Having been dropping like a stone thanks to the global economic crisis, Dubai property prices have finally risen again, according to real estate consultancy Colliers International – by 7% in the third quarter. This is the first rise since the emirate’s property market crashed at the end of 2008. Investors who bought during the boom will not be dancing in the streets just yet, though, as this rise still leaves prices around 50% down on their pre-crash level.
Prices over the whole of 2009 are still 47% lower than that peak level, and are actually now the same as they were in the second quarter of 2007.
Colliers International’s quarterly price index collates mortgage transactions on properties open to foreign ownership, and it showed that prices between July and September 2009 rose by 7% from the second quarter, from their peak level which was enjoyed in the third quarter of 2008. This 7% increase coincides with a rise of 64% in property transactions during the third quarter, which shows that some confidence is returning to the market, and perhaps that investors and buyers are making sure they act now before the market recovers even further.
Colliers International regional director in Dubai, Ian Albert, sounds a note of warning, however, describing this third quarter rise as a “bounce” and advising that people wait for fourth quarter results before deciding that an upward trend may be happening, and that a recovery is truly in progress.

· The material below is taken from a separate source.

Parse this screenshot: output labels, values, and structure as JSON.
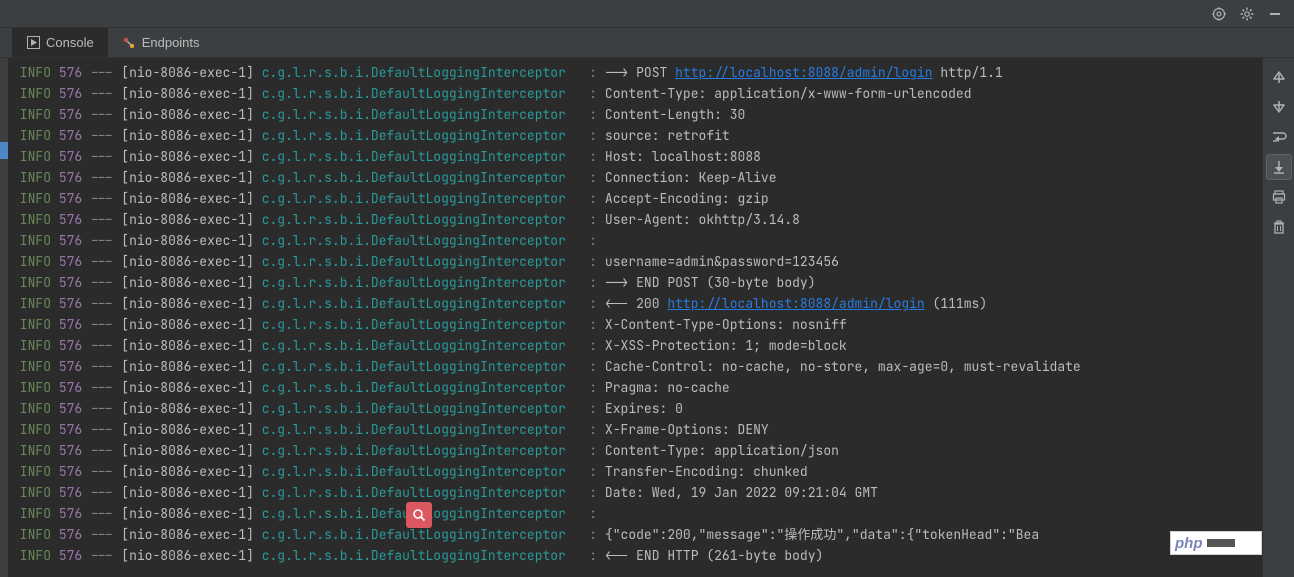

The figure of 7% equates to an increase from 949 United Arab Emirates dirhams per square foot in the second quarter to 1,016 dirhams ($278) in the third quarter. Broken down a little, the 7% rise is made up of a 6% increase in the price of apartments, a 9% increase in the price of villas, and a 7% increase in the price of townhouses.
Colliers put the rise in prices down to a more widespread availability of mortgage financing, and a belief amongst the expatriate community of workers in Dubai that job security is improving. The consultancy firm thought that the effect of new units coming onto the market in 2010 may serve to keep any further rises to a minimum, as supply will continue to outstrip demand. Many construction projects were put on hold, but as the economy slowly improves these will resume and new properties will become ready for sale. Colliers’ Ian Albert added that “certain tier one developments will offer investors oases of performance, predicated upon a return to fundamentals outlook”.